Although it is described as having walls and gates, this would be a very strange city if it were a real place. In chapter 21 an angel measures its dimensions, and it turns out that this is a city, which could never be built. It is a perfect cube, measuring the same in length, width and height, and this perfect shape indicates that it is of God’s building. It is constructed of all the “living stones” which are described by Peter when he says, “you, like living stones, are being built into a spiritual house” (1 Peter 2: 5). All those who put their trust in Jesus, the cornerstone, will be a part of this amazing structure.

In writing to the church in Ephesus Paul tells them, “You are … fellow citizens with God’s people and members of God’s household, built on the foundation of the apostles and prophets, with Christ Jesus himself as the chief cornerstone. In him the whole building is joined together and rises to become a holy temple in the Lord. And in him you too are being built together to become a dwelling in which God lives by his Spirit” (Eph. 2: 19-22).

This ‘city’ is being built – it is not yet complete, and it is certainly not just a pleasant holiday destination for those who have reached the end of their life here on earth and want to while away their time sitting under the trees by a beautiful river.

Of course, the crystal clear river is not ‘real’, any more than the city is. It is also a picture – a means of describing something. It is called “the water of life”. It flows from God’s throne in the city and runs down the middle of the street. It is there for everyone who is a part of this city – it is in fact what turns them into ‘living stones’ because the water of life is God’s Spirit. It is what Jesus offered to the Samaritan woman at the well (John 4: 10), and what he later offered to anyone who was thirsty.

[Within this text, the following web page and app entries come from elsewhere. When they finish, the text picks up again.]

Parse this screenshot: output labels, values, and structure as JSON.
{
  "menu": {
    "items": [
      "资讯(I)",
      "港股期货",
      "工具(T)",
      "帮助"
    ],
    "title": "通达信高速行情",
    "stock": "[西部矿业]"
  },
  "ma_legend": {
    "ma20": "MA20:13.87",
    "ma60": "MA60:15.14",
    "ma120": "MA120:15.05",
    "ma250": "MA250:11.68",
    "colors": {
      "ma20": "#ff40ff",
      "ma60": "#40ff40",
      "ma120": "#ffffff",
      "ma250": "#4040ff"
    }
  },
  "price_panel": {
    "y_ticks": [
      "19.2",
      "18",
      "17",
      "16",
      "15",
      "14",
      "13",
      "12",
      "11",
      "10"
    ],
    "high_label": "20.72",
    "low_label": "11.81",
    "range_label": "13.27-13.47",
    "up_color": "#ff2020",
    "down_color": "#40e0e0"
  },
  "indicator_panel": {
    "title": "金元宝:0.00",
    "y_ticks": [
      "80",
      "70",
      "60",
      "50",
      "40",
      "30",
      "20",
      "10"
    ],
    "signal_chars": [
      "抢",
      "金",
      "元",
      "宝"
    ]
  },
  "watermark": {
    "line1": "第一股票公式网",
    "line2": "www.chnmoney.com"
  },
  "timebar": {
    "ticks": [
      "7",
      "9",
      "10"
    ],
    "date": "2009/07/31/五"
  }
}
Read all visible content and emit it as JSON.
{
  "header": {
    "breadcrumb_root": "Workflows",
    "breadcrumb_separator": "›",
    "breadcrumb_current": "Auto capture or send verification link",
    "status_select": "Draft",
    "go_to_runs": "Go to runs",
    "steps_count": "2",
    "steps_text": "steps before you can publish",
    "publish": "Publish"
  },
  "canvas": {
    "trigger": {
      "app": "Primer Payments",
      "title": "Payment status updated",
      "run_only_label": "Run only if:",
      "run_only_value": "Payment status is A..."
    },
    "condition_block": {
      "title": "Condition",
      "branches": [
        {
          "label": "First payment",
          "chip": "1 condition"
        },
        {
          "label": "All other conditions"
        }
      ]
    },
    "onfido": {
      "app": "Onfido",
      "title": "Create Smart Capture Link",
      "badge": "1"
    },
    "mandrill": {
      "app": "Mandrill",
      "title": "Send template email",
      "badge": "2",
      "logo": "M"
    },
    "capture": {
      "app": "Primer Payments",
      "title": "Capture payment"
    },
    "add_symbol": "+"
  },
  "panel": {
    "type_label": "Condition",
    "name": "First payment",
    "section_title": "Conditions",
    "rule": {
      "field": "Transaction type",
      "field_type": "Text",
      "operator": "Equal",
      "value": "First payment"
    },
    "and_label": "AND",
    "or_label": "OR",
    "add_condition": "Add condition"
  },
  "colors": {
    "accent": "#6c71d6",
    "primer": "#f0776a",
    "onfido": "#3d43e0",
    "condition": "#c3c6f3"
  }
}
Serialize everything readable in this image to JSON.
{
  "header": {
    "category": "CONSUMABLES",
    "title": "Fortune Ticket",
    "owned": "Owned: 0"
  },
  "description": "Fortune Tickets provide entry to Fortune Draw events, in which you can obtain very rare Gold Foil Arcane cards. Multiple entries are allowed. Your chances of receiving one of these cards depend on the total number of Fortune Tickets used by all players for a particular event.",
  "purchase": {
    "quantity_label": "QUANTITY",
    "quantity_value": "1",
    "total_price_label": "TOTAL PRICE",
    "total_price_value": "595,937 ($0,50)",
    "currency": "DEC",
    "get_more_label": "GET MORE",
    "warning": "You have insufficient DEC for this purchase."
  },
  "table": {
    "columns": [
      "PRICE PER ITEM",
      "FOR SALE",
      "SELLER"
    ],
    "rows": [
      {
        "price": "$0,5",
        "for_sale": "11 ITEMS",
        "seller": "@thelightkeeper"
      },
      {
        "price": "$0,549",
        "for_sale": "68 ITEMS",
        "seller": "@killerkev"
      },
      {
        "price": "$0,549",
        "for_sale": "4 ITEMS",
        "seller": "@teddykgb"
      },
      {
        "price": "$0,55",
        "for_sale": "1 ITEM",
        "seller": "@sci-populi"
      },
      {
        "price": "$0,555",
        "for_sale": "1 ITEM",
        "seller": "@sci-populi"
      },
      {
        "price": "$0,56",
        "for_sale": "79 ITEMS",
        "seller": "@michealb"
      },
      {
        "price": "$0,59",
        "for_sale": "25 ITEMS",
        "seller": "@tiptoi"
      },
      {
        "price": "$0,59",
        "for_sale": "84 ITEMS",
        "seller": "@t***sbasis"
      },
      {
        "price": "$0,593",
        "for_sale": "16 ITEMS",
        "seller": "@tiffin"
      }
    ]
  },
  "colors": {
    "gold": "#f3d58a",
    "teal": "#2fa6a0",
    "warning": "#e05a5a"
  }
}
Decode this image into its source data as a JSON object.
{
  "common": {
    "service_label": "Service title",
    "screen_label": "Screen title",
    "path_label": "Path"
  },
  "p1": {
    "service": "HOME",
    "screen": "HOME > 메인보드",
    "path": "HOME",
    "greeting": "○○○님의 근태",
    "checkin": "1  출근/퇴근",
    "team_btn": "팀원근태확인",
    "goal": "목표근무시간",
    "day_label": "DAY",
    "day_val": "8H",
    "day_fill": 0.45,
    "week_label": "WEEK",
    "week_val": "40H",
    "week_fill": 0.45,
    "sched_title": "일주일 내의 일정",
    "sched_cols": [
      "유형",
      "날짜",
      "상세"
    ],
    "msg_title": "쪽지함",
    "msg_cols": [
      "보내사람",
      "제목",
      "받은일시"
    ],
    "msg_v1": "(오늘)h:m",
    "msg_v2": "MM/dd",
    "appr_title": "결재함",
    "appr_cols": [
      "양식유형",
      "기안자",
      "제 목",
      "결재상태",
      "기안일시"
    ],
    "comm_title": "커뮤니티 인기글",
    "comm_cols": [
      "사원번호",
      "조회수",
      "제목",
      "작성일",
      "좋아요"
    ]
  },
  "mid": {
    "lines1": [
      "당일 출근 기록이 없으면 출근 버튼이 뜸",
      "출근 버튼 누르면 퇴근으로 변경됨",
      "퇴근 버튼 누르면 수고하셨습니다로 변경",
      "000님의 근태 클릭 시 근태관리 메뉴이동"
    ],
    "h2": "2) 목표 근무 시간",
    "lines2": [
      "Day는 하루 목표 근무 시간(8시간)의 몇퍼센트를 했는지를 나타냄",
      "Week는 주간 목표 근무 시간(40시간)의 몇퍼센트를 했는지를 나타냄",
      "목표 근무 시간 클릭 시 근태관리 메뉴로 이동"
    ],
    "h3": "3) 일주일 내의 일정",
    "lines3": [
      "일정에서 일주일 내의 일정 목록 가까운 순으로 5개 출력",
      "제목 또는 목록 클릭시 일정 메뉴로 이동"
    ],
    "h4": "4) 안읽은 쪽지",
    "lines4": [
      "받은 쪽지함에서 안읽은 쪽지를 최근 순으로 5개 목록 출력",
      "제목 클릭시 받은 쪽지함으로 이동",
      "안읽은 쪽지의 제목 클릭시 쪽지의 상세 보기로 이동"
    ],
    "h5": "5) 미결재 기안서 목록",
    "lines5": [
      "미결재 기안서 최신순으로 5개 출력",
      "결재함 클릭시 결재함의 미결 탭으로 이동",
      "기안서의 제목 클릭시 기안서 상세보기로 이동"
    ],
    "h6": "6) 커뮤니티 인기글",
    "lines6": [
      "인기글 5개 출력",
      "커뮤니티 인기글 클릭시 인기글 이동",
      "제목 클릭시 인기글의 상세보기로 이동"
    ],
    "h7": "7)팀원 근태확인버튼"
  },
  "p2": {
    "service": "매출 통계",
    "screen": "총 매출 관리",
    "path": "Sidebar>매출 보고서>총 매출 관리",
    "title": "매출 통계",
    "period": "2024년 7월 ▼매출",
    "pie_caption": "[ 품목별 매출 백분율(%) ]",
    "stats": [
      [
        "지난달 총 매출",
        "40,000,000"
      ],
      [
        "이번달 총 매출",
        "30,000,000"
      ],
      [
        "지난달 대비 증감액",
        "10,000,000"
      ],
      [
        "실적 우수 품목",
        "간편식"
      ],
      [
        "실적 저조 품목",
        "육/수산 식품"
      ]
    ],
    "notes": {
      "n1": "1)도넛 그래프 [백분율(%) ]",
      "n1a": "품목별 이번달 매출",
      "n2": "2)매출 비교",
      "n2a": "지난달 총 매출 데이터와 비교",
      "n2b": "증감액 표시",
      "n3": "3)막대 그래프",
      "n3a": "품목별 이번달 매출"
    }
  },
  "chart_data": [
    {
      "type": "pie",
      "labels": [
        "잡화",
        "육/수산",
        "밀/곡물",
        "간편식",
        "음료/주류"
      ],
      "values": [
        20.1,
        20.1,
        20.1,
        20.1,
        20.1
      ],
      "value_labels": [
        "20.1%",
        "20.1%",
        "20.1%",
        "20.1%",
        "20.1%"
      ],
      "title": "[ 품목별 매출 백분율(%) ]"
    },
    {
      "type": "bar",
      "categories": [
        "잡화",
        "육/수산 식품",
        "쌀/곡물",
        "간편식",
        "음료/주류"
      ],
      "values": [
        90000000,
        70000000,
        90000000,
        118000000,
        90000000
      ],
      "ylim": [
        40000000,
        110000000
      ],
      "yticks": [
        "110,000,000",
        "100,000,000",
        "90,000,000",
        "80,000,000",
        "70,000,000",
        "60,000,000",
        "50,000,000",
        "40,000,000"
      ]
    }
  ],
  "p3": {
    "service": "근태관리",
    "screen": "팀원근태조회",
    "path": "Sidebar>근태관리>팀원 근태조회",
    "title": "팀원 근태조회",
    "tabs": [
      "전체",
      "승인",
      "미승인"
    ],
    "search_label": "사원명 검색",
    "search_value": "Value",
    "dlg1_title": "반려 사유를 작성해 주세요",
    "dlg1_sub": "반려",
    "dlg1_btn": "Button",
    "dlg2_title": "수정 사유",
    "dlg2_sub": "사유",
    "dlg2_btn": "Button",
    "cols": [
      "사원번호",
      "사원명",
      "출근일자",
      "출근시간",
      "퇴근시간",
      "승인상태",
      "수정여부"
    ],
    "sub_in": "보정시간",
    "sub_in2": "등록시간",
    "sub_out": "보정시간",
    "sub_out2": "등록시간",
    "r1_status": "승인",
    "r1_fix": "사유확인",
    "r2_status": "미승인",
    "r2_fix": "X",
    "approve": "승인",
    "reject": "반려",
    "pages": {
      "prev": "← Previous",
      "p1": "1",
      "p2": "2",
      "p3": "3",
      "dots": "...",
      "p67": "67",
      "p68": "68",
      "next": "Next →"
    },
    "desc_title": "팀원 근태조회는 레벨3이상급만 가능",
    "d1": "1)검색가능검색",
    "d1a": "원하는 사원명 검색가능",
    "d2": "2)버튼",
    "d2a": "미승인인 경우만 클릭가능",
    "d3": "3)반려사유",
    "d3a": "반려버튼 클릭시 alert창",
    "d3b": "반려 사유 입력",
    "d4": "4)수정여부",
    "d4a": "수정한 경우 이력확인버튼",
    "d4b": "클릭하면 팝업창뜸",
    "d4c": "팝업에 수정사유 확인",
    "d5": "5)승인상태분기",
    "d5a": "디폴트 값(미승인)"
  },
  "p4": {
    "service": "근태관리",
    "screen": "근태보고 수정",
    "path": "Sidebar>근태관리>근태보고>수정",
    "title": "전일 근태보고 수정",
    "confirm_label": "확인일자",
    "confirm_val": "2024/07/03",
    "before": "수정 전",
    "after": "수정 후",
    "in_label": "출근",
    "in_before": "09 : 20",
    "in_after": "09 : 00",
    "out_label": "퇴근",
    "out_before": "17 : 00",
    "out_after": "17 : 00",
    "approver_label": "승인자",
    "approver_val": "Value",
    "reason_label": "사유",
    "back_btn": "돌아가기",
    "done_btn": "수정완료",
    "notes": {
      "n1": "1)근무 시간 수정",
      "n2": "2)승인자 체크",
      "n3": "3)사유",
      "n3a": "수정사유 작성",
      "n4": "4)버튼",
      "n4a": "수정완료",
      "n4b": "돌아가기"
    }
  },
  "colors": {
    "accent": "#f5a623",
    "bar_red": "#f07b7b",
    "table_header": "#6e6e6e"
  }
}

John explained that these streams of living water were indeed the Spirit (John 7: 37-39) who would be given to believers to enable them to be ‘living (and active) stones’, to enable them to fulfil their role as part of this great city.

Then John says, “I saw a new heaven and a new earth, for the first heaven and the first earth had passed away” (Rev, 21: 1-2). It was into this remade earth that John saw the city, the bride of Christ, the Church, in all the perfection of each of its members, descending from God and radiant with his glory. 

God will live there with his people, and “they will see his face” (22: 4). When in the Bible do we hear of human beings walking and talking with God like this? Well, right at the very beginning, in Genesis, before things went wrong. 

When God created human beings he put them in a beautiful garden. It was watered by a river; there were all kinds of trees and plants, which were good for food, and two special trees. The tree of life they were allowed to eat from, but the tree of the knowledge of good and evil they were not to touch, for God warned, “when you eat of it you will surely die” (Genesis 2: 16-17).

We all know the story of what happened. Not only did pain and death become part of humanity’s lot, but also the man and the woman were removed from the garden. They could no longer enjoy walking and talking with God face to face. Survival became hard work, and creation itself made life difficult. They no longer had access to the tree of life so death became a part of their existence.

John tells us that in the city, “No longer will there be any curse” (Rev. 22: 3). The citizens “will see his face”  once again (verse 4). The river, which gave life to the garden, now flows directly from God’s throne, for the benefit of everyone. The tree of life is there for all to enjoy again. The “twelve crops of fruit” which it produces each year bring abundant life, for ever, to the citizens, and its leaves bring healing from the curse resulting from all that went wrong in the garden.

This is a wonderful picture of God’s new heaven and earth, when the paradise of Eden and the beauty of all creation will be restored, and the relationship between God and humankind will be renewed, so that everything is once again the way God intended it to be. It is the fulfilment of what Paul said in Romans (8: 21-22): “Creation itself will be liberated from its bondage to decay and brought into the glorious freedom of the children of God”. 

That is truly something to look forward to. It also makes me think that I shall not have to live in a city after all!

© St Bartholomew's PCC 2011